I've done ICs where the onchip crosstalk between widely differing frequencies (2.6MHz, 13MHz, 65MHz from Prescaler, to 2,400MHz in offchip VCOs) needed to be -100dBc.
I achieved that, first pass, by placing 10pF MIM metal-insulator-metal capacitors at the end of each row of the FracN frequency synthesizer logic.
And placed a 100 Ohm onchip resistor between the logic and the VDD pin.
And mechanically designed the capacitors for high self-dampening.
The 2.6MHz spur was -105dBc, the lowest the "customer" had ever seen.
Additionally, on a 23/24 prescaler, having my control over how package pins were used, I dedicated 3 sets of VDD/GND to that prescaler, and achieved loadpull of the external VCO of -120dBc. Whereas the "Can we please reuse this
16/17 prescalar? We trust it." having only 1 set of VDD/GND pins, was shockingly bad in the load-pull (-90dBc, from vague memory).
Fundamentally, in placing systems on chip, if you want controlled low spurious, you need to plan and think and worry.
I was told, after the first-pass-success in meeting all the measurable specs,
that obviously the chip was very easy. Because it was first-pass-success.
I simply stared at the high-level manager (not in my command structure) and said
"You will never know how many hours I spent thinking and modeling and writing up
ways to achieve isolation."
Part of the success in low crosstalk came from using differential current-mode interfaces into the FracN logic core, and using differential current-mode out of the logic core to the PLL UP/DOWN charge pumps. Which has nothing? to do with onchip bypass capacitors, right? Nope. The differential current-mode interfaces operated at constant current thus no VDD sags were generated and the other circuits (as well as the substrate) were spared the glitches.
What does this mean?
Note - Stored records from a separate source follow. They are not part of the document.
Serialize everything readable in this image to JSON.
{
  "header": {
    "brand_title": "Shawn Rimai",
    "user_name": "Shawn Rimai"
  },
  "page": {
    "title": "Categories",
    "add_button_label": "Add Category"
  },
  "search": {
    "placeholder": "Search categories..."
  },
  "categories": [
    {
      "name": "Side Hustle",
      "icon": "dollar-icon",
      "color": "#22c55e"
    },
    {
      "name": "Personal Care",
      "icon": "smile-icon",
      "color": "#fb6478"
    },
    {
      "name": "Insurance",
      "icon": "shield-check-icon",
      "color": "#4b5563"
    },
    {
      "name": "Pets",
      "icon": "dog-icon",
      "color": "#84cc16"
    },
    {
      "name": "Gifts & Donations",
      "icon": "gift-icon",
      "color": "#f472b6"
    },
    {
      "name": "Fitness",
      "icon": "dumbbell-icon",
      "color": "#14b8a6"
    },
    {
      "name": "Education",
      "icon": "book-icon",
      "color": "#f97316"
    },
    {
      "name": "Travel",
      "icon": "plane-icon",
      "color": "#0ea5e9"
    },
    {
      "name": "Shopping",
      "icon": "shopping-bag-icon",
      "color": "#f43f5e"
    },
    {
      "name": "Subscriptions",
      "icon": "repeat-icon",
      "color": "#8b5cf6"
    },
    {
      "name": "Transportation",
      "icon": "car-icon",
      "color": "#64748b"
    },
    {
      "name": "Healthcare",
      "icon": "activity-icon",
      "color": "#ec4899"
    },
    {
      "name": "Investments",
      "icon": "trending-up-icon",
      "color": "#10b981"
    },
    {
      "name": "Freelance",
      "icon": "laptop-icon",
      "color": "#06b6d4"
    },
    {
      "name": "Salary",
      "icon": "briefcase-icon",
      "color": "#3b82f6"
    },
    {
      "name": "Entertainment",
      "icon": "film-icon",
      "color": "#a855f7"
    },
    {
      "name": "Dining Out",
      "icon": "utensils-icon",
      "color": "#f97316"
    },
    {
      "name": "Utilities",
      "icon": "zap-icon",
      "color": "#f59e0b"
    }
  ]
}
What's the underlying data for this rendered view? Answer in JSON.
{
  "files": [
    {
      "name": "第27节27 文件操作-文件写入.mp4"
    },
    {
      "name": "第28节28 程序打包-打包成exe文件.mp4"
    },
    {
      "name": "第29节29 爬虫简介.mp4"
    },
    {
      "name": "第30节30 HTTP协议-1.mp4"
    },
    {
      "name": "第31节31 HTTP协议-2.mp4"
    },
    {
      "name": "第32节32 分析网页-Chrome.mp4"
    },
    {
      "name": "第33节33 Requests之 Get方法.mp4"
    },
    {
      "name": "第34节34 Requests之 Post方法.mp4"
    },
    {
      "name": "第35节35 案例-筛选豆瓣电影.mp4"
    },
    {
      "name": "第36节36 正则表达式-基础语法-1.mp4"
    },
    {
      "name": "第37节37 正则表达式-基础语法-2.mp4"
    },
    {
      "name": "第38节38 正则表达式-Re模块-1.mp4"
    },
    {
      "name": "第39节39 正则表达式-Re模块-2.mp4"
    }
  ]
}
As the chip designer, you can PLAN the various cross-domain and cross-frequency interfaces for minimum vulnerability (differential!) and minimum trash-generation (differential, again). In some cases, you can avoid onchip charge-storage, because your charge demands become more constant.
What system performances improve, with this planning? SHMOO plots improve.
And deterministic-jitter improves; beatnotes are reduced, and phase-lock pulses become very small upon lock, with no squirrely hunting around the null-point, because the charge-injection variation is set by thermal noise in the dividers and the PFD and charge-pumps and not by deterministic charge battling.
What is the advantage of very small (very narrow width) in-lock pulses in a PLL?
The thermal noise and 1/F noise and any power-supply noise, from the current-sources or other charge-control circuits, is attenuated because the ONtime is much less. Thus the entire phase-noise plot versus offset-frequency now has the opportunity to further reduce, because the broadband noise injection is reduced, because the UP and Down pulses are very narrow; full height but very narrow.